### YOUR INSTRUCTIONS
Search the records below for the string "glyph", and report each line that contains it.
'''
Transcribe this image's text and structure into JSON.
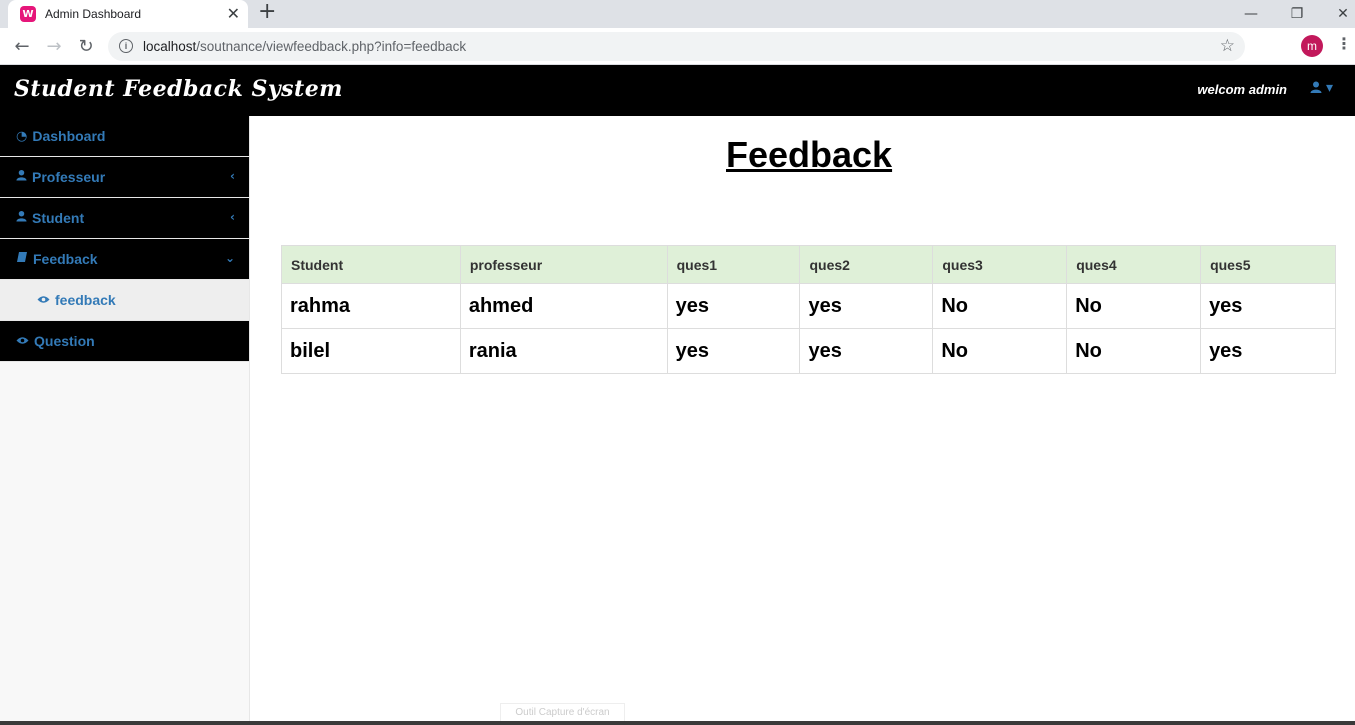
{
  "browser": {
    "tab_title": "Admin Dashboard",
    "tab_favicon": "W",
    "tab_close": "✕",
    "new_tab": "+",
    "url_host": "localhost",
    "url_path": "/soutnance/viewfeedback.php?info=feedback",
    "avatar_letter": "m",
    "controls": {
      "minimize": "—",
      "restore": "❐",
      "close": "✕"
    },
    "nav": {
      "back": "←",
      "forward": "→",
      "reload": "↻",
      "info": "i",
      "star": "☆",
      "menu": "⋮"
    }
  },
  "navbar": {
    "brand": "Student Feedback System",
    "welcome": "welcom admin",
    "user_icon": "user-icon",
    "caret": "▾"
  },
  "sidebar": {
    "items": [
      {
        "label": "Dashboard",
        "icon": "dashboard-icon",
        "glyph": "◔",
        "arrow": ""
      },
      {
        "label": "Professeur",
        "icon": "user-icon",
        "glyph": "👤",
        "arrow": "‹"
      },
      {
        "label": "Student",
        "icon": "user-icon",
        "glyph": "👤",
        "arrow": "‹"
      },
      {
        "label": "Feedback",
        "icon": "book-icon",
        "glyph": "📘",
        "arrow": "⌄"
      }
    ],
    "sub_items": [
      {
        "label": "feedback",
        "icon": "eye-icon",
        "glyph": "👁"
      }
    ],
    "last_item": {
      "label": "Question",
      "icon": "eye-icon",
      "glyph": "👁"
    }
  },
  "main": {
    "title": "Feedback",
    "table": {
      "headers": [
        "Student",
        "professeur",
        "ques1",
        "ques2",
        "ques3",
        "ques4",
        "ques5"
      ],
      "rows": [
        [
          "rahma",
          "ahmed",
          "yes",
          "yes",
          "No",
          "No",
          "yes"
        ],
        [
          "bilel",
          "rania",
          "yes",
          "yes",
          "No",
          "No",
          "yes"
        ]
      ]
    }
  },
  "overlay": {
    "hint": "Outil Capture d'écran"
  },
  "colors": {
    "accent": "#337ab7",
    "header_bg": "#dff0d8",
    "navbar_bg": "#000000",
    "sidebar_bg": "#f8f8f8"
  }
}
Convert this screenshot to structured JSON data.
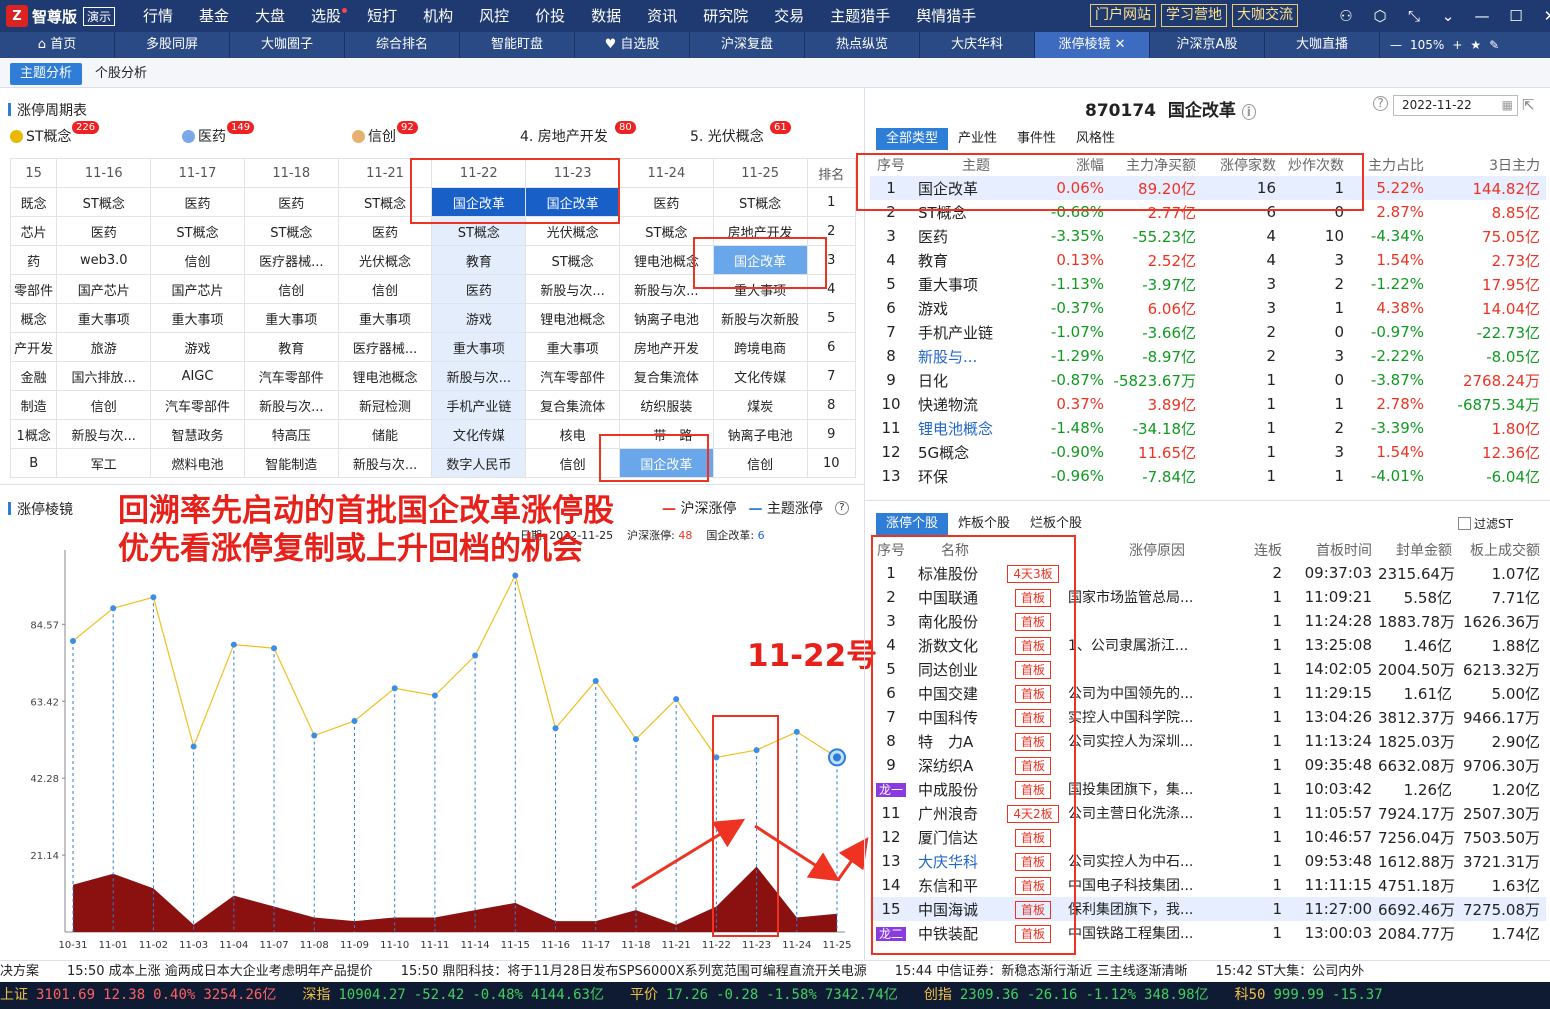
{
  "app": {
    "logo": "智尊版",
    "demo": "演示"
  },
  "menu": [
    "行情",
    "基金",
    "大盘",
    "选股",
    "短打",
    "机构",
    "风控",
    "价投",
    "数据",
    "资讯",
    "研究院",
    "交易",
    "主题猎手",
    "舆情猎手"
  ],
  "portal": [
    "门户网站",
    "学习营地",
    "大咖交流"
  ],
  "tabs": [
    "首页",
    "多股同屏",
    "大咖圈子",
    "综合排名",
    "智能盯盘",
    "自选股",
    "沪深复盘",
    "热点纵览",
    "大庆华科",
    "涨停棱镜",
    "沪深京A股",
    "大咖直播"
  ],
  "zoom": "105%",
  "subtabs": [
    "主题分析",
    "个股分析"
  ],
  "cycle_title": "涨停周期表",
  "topics": [
    {
      "name": "ST概念",
      "count": "226"
    },
    {
      "name": "医药",
      "count": "149"
    },
    {
      "name": "信创",
      "count": "92"
    },
    {
      "name": "4. 房地产开发",
      "count": "80"
    },
    {
      "name": "5. 光伏概念",
      "count": "61"
    }
  ],
  "cycle": {
    "dates": [
      "15",
      "11-16",
      "11-17",
      "11-18",
      "11-21",
      "11-22",
      "11-23",
      "11-24",
      "11-25",
      "排名"
    ],
    "rows": [
      [
        "既念",
        "ST概念",
        "医药",
        "医药",
        "ST概念",
        "国企改革",
        "国企改革",
        "医药",
        "ST概念",
        "1"
      ],
      [
        "芯片",
        "医药",
        "ST概念",
        "ST概念",
        "医药",
        "ST概念",
        "光伏概念",
        "ST概念",
        "房地产开发",
        "2"
      ],
      [
        "药",
        "web3.0",
        "信创",
        "医疗器械...",
        "光伏概念",
        "教育",
        "ST概念",
        "锂电池概念",
        "国企改革",
        "3"
      ],
      [
        "零部件",
        "国产芯片",
        "国产芯片",
        "信创",
        "信创",
        "医药",
        "新股与次...",
        "新股与次...",
        "重大事项",
        "4"
      ],
      [
        "概念",
        "重大事项",
        "重大事项",
        "重大事项",
        "重大事项",
        "游戏",
        "锂电池概念",
        "钠离子电池",
        "新股与次新股",
        "5"
      ],
      [
        "产开发",
        "旅游",
        "游戏",
        "教育",
        "医疗器械...",
        "重大事项",
        "重大事项",
        "房地产开发",
        "跨境电商",
        "6"
      ],
      [
        "金融",
        "国六排放...",
        "AIGC",
        "汽车零部件",
        "锂电池概念",
        "新股与次...",
        "汽车零部件",
        "复合集流体",
        "文化传媒",
        "7"
      ],
      [
        "制造",
        "信创",
        "汽车零部件",
        "新股与次...",
        "新冠检测",
        "手机产业链",
        "复合集流体",
        "纺织服装",
        "煤炭",
        "8"
      ],
      [
        "1概念",
        "新股与次...",
        "智慧政务",
        "特高压",
        "储能",
        "文化传媒",
        "核电",
        "一带一路",
        "钠离子电池",
        "9"
      ],
      [
        "B",
        "军工",
        "燃料电池",
        "智能制造",
        "新股与次...",
        "数字人民币",
        "信创",
        "国企改革",
        "信创",
        "10"
      ]
    ]
  },
  "annotations": {
    "main": [
      "回溯率先启动的首批国企改革涨停股",
      "优先看涨停复制或上升回档的机会"
    ],
    "date": "11-22号"
  },
  "prism": {
    "title": "涨停棱镜",
    "legend_a": "沪深涨停",
    "legend_b": "主题涨停",
    "info_date": "日期: 2022-11-25",
    "info_a_label": "沪深涨停:",
    "info_a": "48",
    "info_b_label": "国企改革:",
    "info_b": "6"
  },
  "chart_data": {
    "type": "line",
    "categories": [
      "10-31",
      "11-01",
      "11-02",
      "11-03",
      "11-04",
      "11-07",
      "11-08",
      "11-09",
      "11-10",
      "11-11",
      "11-14",
      "11-15",
      "11-16",
      "11-17",
      "11-18",
      "11-21",
      "11-22",
      "11-23",
      "11-24",
      "11-25"
    ],
    "series": [
      {
        "name": "沪深涨停",
        "type": "line",
        "color": "#f0c020",
        "values": [
          80,
          89,
          92,
          51,
          79,
          78,
          54,
          58,
          67,
          65,
          76,
          98,
          56,
          69,
          53,
          64,
          48,
          50,
          55,
          48
        ]
      },
      {
        "name": "主题涨停",
        "type": "area",
        "color": "#8b1010",
        "values": [
          13,
          16,
          12,
          2,
          10,
          7,
          4,
          3,
          4,
          4,
          6,
          8,
          3,
          3,
          6,
          2,
          7,
          18,
          4,
          5
        ]
      }
    ],
    "yticks": [
      "21.14",
      "42.28",
      "63.42",
      "84.57"
    ],
    "ylim": [
      0,
      105
    ]
  },
  "right": {
    "code": "870174",
    "name": "国企改革",
    "date": "2022-11-22",
    "tabs": [
      "全部类型",
      "产业性",
      "事件性",
      "风格性"
    ],
    "headers": [
      "序号",
      "主题",
      "涨幅",
      "主力净买额",
      "涨停家数",
      "炒作次数",
      "主力占比",
      "3日主力"
    ],
    "rows": [
      [
        "1",
        "国企改革",
        "0.06%",
        "89.20亿",
        "16",
        "1",
        "5.22%",
        "144.82亿"
      ],
      [
        "2",
        "ST概念",
        "-0.68%",
        "2.77亿",
        "6",
        "0",
        "2.87%",
        "8.85亿"
      ],
      [
        "3",
        "医药",
        "-3.35%",
        "-55.23亿",
        "4",
        "10",
        "-4.34%",
        "75.05亿"
      ],
      [
        "4",
        "教育",
        "0.13%",
        "2.52亿",
        "4",
        "3",
        "1.54%",
        "2.73亿"
      ],
      [
        "5",
        "重大事项",
        "-1.13%",
        "-3.97亿",
        "3",
        "2",
        "-1.22%",
        "17.95亿"
      ],
      [
        "6",
        "游戏",
        "-0.37%",
        "6.06亿",
        "3",
        "1",
        "4.38%",
        "14.04亿"
      ],
      [
        "7",
        "手机产业链",
        "-1.07%",
        "-3.66亿",
        "2",
        "0",
        "-0.97%",
        "-22.73亿"
      ],
      [
        "8",
        "新股与...",
        "-1.29%",
        "-8.97亿",
        "2",
        "3",
        "-2.22%",
        "-8.05亿"
      ],
      [
        "9",
        "日化",
        "-0.87%",
        "-5823.67万",
        "1",
        "0",
        "-3.87%",
        "2768.24万"
      ],
      [
        "10",
        "快递物流",
        "0.37%",
        "3.89亿",
        "1",
        "1",
        "2.78%",
        "-6875.34万"
      ],
      [
        "11",
        "锂电池概念",
        "-1.48%",
        "-34.18亿",
        "1",
        "2",
        "-3.39%",
        "1.80亿"
      ],
      [
        "12",
        "5G概念",
        "-0.90%",
        "11.65亿",
        "1",
        "3",
        "1.54%",
        "12.36亿"
      ],
      [
        "13",
        "环保",
        "-0.96%",
        "-7.84亿",
        "1",
        "1",
        "-4.01%",
        "-6.04亿"
      ]
    ]
  },
  "stocks": {
    "tabs": [
      "涨停个股",
      "炸板个股",
      "烂板个股"
    ],
    "filter": "过滤ST",
    "headers": [
      "序号",
      "名称",
      "",
      "涨停原因",
      "连板",
      "首板时间",
      "封单金额",
      "板上成交额"
    ],
    "rows": [
      [
        "1",
        "标准股份",
        "4天3板",
        "",
        "2",
        "09:37:03",
        "2315.64万",
        "1.07亿"
      ],
      [
        "2",
        "中国联通",
        "首板",
        "国家市场监管总局...",
        "1",
        "11:09:21",
        "5.58亿",
        "7.71亿"
      ],
      [
        "3",
        "南化股份",
        "首板",
        "",
        "1",
        "11:24:28",
        "1883.78万",
        "1626.36万"
      ],
      [
        "4",
        "浙数文化",
        "首板",
        "1、公司隶属浙江...",
        "1",
        "13:25:08",
        "1.46亿",
        "1.88亿"
      ],
      [
        "5",
        "同达创业",
        "首板",
        "",
        "1",
        "14:02:05",
        "2004.50万",
        "6213.32万"
      ],
      [
        "6",
        "中国交建",
        "首板",
        "公司为中国领先的...",
        "1",
        "11:29:15",
        "1.61亿",
        "5.00亿"
      ],
      [
        "7",
        "中国科传",
        "首板",
        "实控人中国科学院...",
        "1",
        "13:04:26",
        "3812.37万",
        "9466.17万"
      ],
      [
        "8",
        "特　力A",
        "首板",
        "公司实控人为深圳...",
        "1",
        "11:13:24",
        "1825.03万",
        "2.90亿"
      ],
      [
        "9",
        "深纺织A",
        "首板",
        "",
        "1",
        "09:35:48",
        "6632.08万",
        "9706.30万"
      ],
      [
        "龙一",
        "中成股份",
        "首板",
        "国投集团旗下，集...",
        "1",
        "10:03:42",
        "1.26亿",
        "1.20亿"
      ],
      [
        "11",
        "广州浪奇",
        "4天2板",
        "公司主营日化洗涤...",
        "1",
        "11:05:57",
        "7924.17万",
        "2507.30万"
      ],
      [
        "12",
        "厦门信达",
        "首板",
        "",
        "1",
        "10:46:57",
        "7256.04万",
        "7503.50万"
      ],
      [
        "13",
        "大庆华科",
        "首板",
        "公司实控人为中石...",
        "1",
        "09:53:48",
        "1612.88万",
        "3721.31万"
      ],
      [
        "14",
        "东信和平",
        "首板",
        "中国电子科技集团...",
        "1",
        "11:11:15",
        "4751.18万",
        "1.63亿"
      ],
      [
        "15",
        "中国海诚",
        "首板",
        "保利集团旗下，我...",
        "1",
        "11:27:00",
        "6692.46万",
        "7275.08万"
      ],
      [
        "龙二",
        "中铁装配",
        "首板",
        "中国铁路工程集团...",
        "1",
        "13:00:03",
        "2084.77万",
        "1.74亿"
      ]
    ]
  },
  "ticker": [
    "决方案",
    "15:50  成本上涨 逾两成日本大企业考虑明年产品提价",
    "15:50  鼎阳科技：将于11月28日发布SPS6000X系列宽范围可编程直流开关电源",
    "15:44  中信证券：新稳态渐行渐近 三主线逐渐清晰",
    "15:42  ST大集：公司内外"
  ],
  "indices": [
    {
      "name": "上证",
      "v": "3101.69",
      "c": "12.38",
      "p": "0.40%",
      "a": "3254.26亿",
      "dir": "up"
    },
    {
      "name": "深指",
      "v": "10904.27",
      "c": "-52.42",
      "p": "-0.48%",
      "a": "4144.63亿",
      "dir": "dn"
    },
    {
      "name": "平价",
      "v": "17.26",
      "c": "-0.28",
      "p": "-1.58%",
      "a": "7342.74亿",
      "dir": "dn"
    },
    {
      "name": "创指",
      "v": "2309.36",
      "c": "-26.16",
      "p": "-1.12%",
      "a": "348.98亿",
      "dir": "dn"
    },
    {
      "name": "科50",
      "v": "999.99",
      "c": "-15.37",
      "p": "",
      "a": "",
      "dir": "dn"
    }
  ]
}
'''
### EXERCISE OUTPUT
        "glyph": "◔",
        "glyph": "👤",
        "glyph": "👤",
        "glyph": "📘",
        "glyph": "👁"
      "glyph": "👁"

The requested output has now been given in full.